On a different subject, Joffan points out that increasing efficiency in cars may lead to their increased use, also see Rebound Effect from Better Mileage. Two responses: increasing efficiency may cost more than just burning the gas (if we neglect externalities not included in the price, like climate change and pollution and increased power of some nasty leaders). Hopefully we can find ways to internalize some of those externalities to encourage more than the altruistic to adopt those behaviors. Second, when increasing efficiency leads to lower costs, it may sometimes be useful to increase the cost of gasoline, electricity, whatever, to encourage reduced use.
Arthur feels that nuclear power plant catastrophes are worse than coal power plants in normal operation. I’m not sure how, as coal power produces about eight Chernobyls/year in the US, more than 100/year in China. See Relative Danger of Energy Sources. Arthur feels that we need to focus more on reducing the use of single occupancy vehicle.
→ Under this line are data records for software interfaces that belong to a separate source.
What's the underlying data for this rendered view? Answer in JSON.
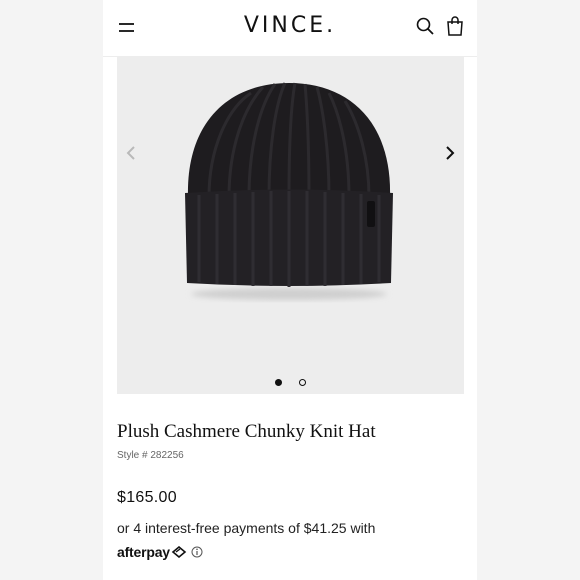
{
  "header": {
    "logo": "VINCE."
  },
  "gallery": {
    "slide_count": 2,
    "active_slide": 1
  },
  "product": {
    "title": "Plush Cashmere Chunky Knit Hat",
    "style_number": "Style # 282256",
    "price": "$165.00",
    "installment_text": "or 4 interest-free payments of $41.25 with",
    "payment_provider": "afterpay"
  },
  "icons": {
    "menu": "hamburger-menu-icon",
    "search": "search-icon",
    "bag": "shopping-bag-icon",
    "prev": "chevron-left-icon",
    "next": "chevron-right-icon",
    "info": "info-icon"
  },
  "colors": {
    "text": "#111111",
    "image_background": "#ededed",
    "hat": "#1e1c1f"
  }
}
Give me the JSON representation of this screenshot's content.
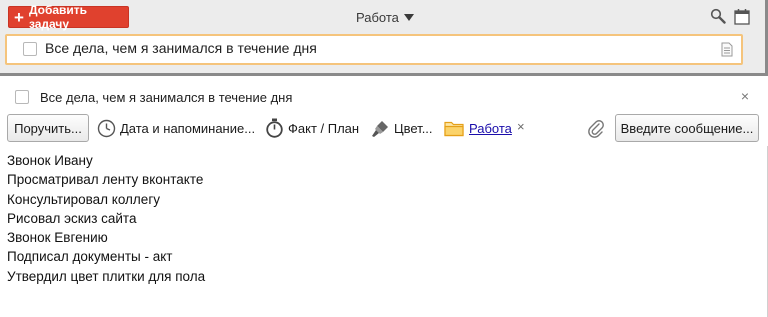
{
  "toolbar": {
    "add_task_label": "Добавить задачу",
    "list_name": "Работа"
  },
  "task_list": {
    "selected_task": "Все дела, чем я занимался в течение дня"
  },
  "detail": {
    "title": "Все дела, чем я занимался в течение дня",
    "close": "×",
    "assign_label": "Поручить...",
    "date_label": "Дата и напоминание...",
    "fact_label": "Факт / План",
    "color_label": "Цвет...",
    "folder_label": "Работа",
    "folder_remove": "×",
    "message_label": "Введите сообщение..."
  },
  "notes": [
    "Звонок Ивану",
    "Просматривал ленту вконтакте",
    "Консультировал коллегу",
    "Рисовал эскиз сайта",
    "Звонок Евгению",
    "Подписал документы - акт",
    "Утвердил цвет плитки для пола"
  ],
  "colors": {
    "accent_red": "#e0412e",
    "selection_border": "#f5c47c",
    "folder_yellow": "#f2b230",
    "link_blue": "#1a0dab"
  },
  "icons": [
    "plus-icon",
    "chevron-down-icon",
    "search-icon",
    "calendar-icon",
    "note-icon",
    "clock-icon",
    "stopwatch-icon",
    "paint-brush-icon",
    "folder-icon",
    "paperclip-icon",
    "close-icon"
  ]
}
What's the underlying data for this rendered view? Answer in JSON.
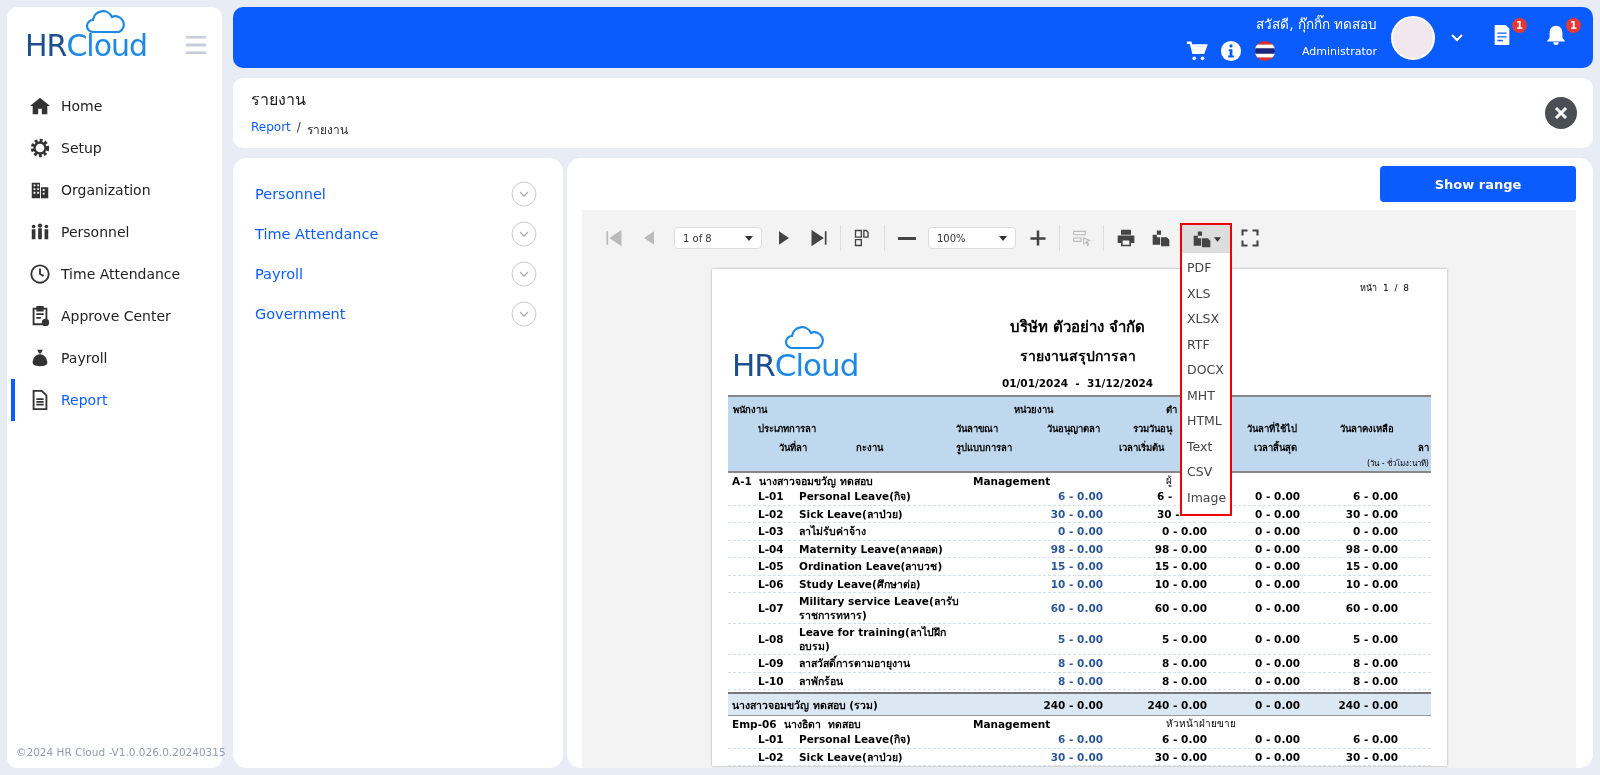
{
  "sidebar": {
    "logo": {
      "part1": "HR",
      "part2": "Cloud"
    },
    "items": [
      {
        "label": "Home",
        "selected": false
      },
      {
        "label": "Setup",
        "selected": false
      },
      {
        "label": "Organization",
        "selected": false
      },
      {
        "label": "Personnel",
        "selected": false
      },
      {
        "label": "Time Attendance",
        "selected": false
      },
      {
        "label": "Approve Center",
        "selected": false
      },
      {
        "label": "Payroll",
        "selected": false
      },
      {
        "label": "Report",
        "selected": true
      }
    ],
    "footer": "©2024 HR Cloud -V1.0.026.0.20240315"
  },
  "header": {
    "greeting": "สวัสดี, กุ๊กกิ๊ก ทดสอบ",
    "role": "Administrator",
    "documents_badge": "1",
    "notifications_badge": "1"
  },
  "page": {
    "title": "รายงาน",
    "breadcrumb": [
      {
        "label": "Report",
        "kind": "link"
      },
      {
        "label": "/",
        "kind": "separator"
      },
      {
        "label": "รายงาน",
        "kind": "current"
      }
    ]
  },
  "categories": [
    {
      "label": "Personnel",
      "expanded": false
    },
    {
      "label": "Time Attendance",
      "expanded": false
    },
    {
      "label": "Payroll",
      "expanded": false
    },
    {
      "label": "Government",
      "expanded": false
    }
  ],
  "viewer": {
    "show_range_button": "Show range",
    "toolbar": [
      {
        "kind": "first",
        "disabled": true
      },
      {
        "kind": "prev",
        "disabled": true
      },
      {
        "kind": "page_select",
        "value": "1 of 8"
      },
      {
        "kind": "next",
        "disabled": false
      },
      {
        "kind": "last",
        "disabled": false
      },
      {
        "kind": "sep"
      },
      {
        "kind": "multipage",
        "disabled": false
      },
      {
        "kind": "sep"
      },
      {
        "kind": "zoom_out",
        "disabled": false
      },
      {
        "kind": "zoom_select",
        "value": "100%"
      },
      {
        "kind": "zoom_in",
        "disabled": false
      },
      {
        "kind": "sep"
      },
      {
        "kind": "editor",
        "disabled": true
      },
      {
        "kind": "sep"
      },
      {
        "kind": "print",
        "disabled": false
      },
      {
        "kind": "save",
        "disabled": false
      },
      {
        "kind": "export",
        "disabled": false,
        "open": true
      },
      {
        "kind": "fullscreen",
        "disabled": false
      }
    ],
    "export_menu": [
      "PDF",
      "XLS",
      "XLSX",
      "RTF",
      "DOCX",
      "MHT",
      "HTML",
      "Text",
      "CSV",
      "Image"
    ],
    "report": {
      "page_label": "หน้า  1  /  8",
      "logo": {
        "part1": "HR",
        "part2": "Cloud"
      },
      "company": "บริษัท ตัวอย่าง จำกัด",
      "title": "รายงานสรุปการลา",
      "period": "01/01/2024  -  31/12/2024",
      "header_lines": [
        [
          "พนักงาน",
          "หน่วยงาน",
          "ตำ"
        ],
        [
          "ประเภทการลา",
          "วันลาขณา",
          "วันอนุญาตลา",
          "รวมวันอนุ",
          "วันลาที่ใช้ไป",
          "วันลาคงเหลือ"
        ],
        [
          "วันที่ลา",
          "กะงาน",
          "รูปแบบการลา",
          "เวลาเริ่มต้น",
          "เวลาสิ้นสุด",
          "ลา"
        ]
      ],
      "unit_note": "(วัน - ชั่วโมง:นาที)",
      "groups": [
        {
          "code": "A-1",
          "name": "นางสาวจอมขวัญ ทดสอบ",
          "department": "Management",
          "position": "ผู้",
          "rows": [
            {
              "code": "L-01",
              "name": "Personal Leave(กิจ)",
              "values": [
                "6 - 0.00",
                "6 -",
                "0 - 0.00",
                "6 - 0.00"
              ]
            },
            {
              "code": "L-02",
              "name": "Sick Leave(ลาป่วย)",
              "values": [
                "30 - 0.00",
                "30 -",
                "0 - 0.00",
                "30 - 0.00"
              ]
            },
            {
              "code": "L-03",
              "name": "ลาไม่รับค่าจ้าง",
              "values": [
                "0 - 0.00",
                "0 - 0.00",
                "0 - 0.00",
                "0 - 0.00"
              ]
            },
            {
              "code": "L-04",
              "name": "Maternity Leave(ลาคลอด)",
              "values": [
                "98 - 0.00",
                "98 - 0.00",
                "0 - 0.00",
                "98 - 0.00"
              ]
            },
            {
              "code": "L-05",
              "name": "Ordination Leave(ลาบวช)",
              "values": [
                "15 - 0.00",
                "15 - 0.00",
                "0 - 0.00",
                "15 - 0.00"
              ]
            },
            {
              "code": "L-06",
              "name": "Study Leave(ศึกษาต่อ)",
              "values": [
                "10 - 0.00",
                "10 - 0.00",
                "0 - 0.00",
                "10 - 0.00"
              ]
            },
            {
              "code": "L-07",
              "name": "Military service Leave(ลารับราชการทหาร)",
              "values": [
                "60 - 0.00",
                "60 - 0.00",
                "0 - 0.00",
                "60 - 0.00"
              ]
            },
            {
              "code": "L-08",
              "name": "Leave for training(ลาไปฝึกอบรม)",
              "values": [
                "5 - 0.00",
                "5 - 0.00",
                "0 - 0.00",
                "5 - 0.00"
              ]
            },
            {
              "code": "L-09",
              "name": "ลาสวัสดิ์การตามอายุงาน",
              "values": [
                "8 - 0.00",
                "8 - 0.00",
                "0 - 0.00",
                "8 - 0.00"
              ]
            },
            {
              "code": "L-10",
              "name": "ลาพักร้อน",
              "values": [
                "8 - 0.00",
                "8 - 0.00",
                "0 - 0.00",
                "8 - 0.00"
              ]
            }
          ],
          "total": {
            "label": "นางสาวจอมขวัญ ทดสอบ (รวม)",
            "values": [
              "240 - 0.00",
              "240 - 0.00",
              "0 - 0.00",
              "240 - 0.00"
            ]
          }
        },
        {
          "code": "Emp-06",
          "name": "นางธิดา  ทดสอบ",
          "department": "Management",
          "position": "หัวหน้าฝ่ายขาย",
          "rows": [
            {
              "code": "L-01",
              "name": "Personal Leave(กิจ)",
              "values": [
                "6 - 0.00",
                "6 - 0.00",
                "0 - 0.00",
                "6 - 0.00"
              ]
            },
            {
              "code": "L-02",
              "name": "Sick Leave(ลาป่วย)",
              "values": [
                "30 - 0.00",
                "30 - 0.00",
                "0 - 0.00",
                "30 - 0.00"
              ]
            }
          ]
        }
      ]
    }
  }
}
As someone who mostly travels by bus and train and bicycle, I would like to see many more people traveling by these methods, both because they are enjoyable and because as more use public transit, the faster it improves. However, even if ridership doubles in the US, it will be a tiny blip in the upward exponential of car use. Advocate for both, but don’t assume that we will be able to go without more efficient cars because everyone is getting on the bus.
Do we prefer travel by car or
I’ve covered a number of Arthur’s points in previous blogs. Again, go to Nuclear Power in a Warming World for the links.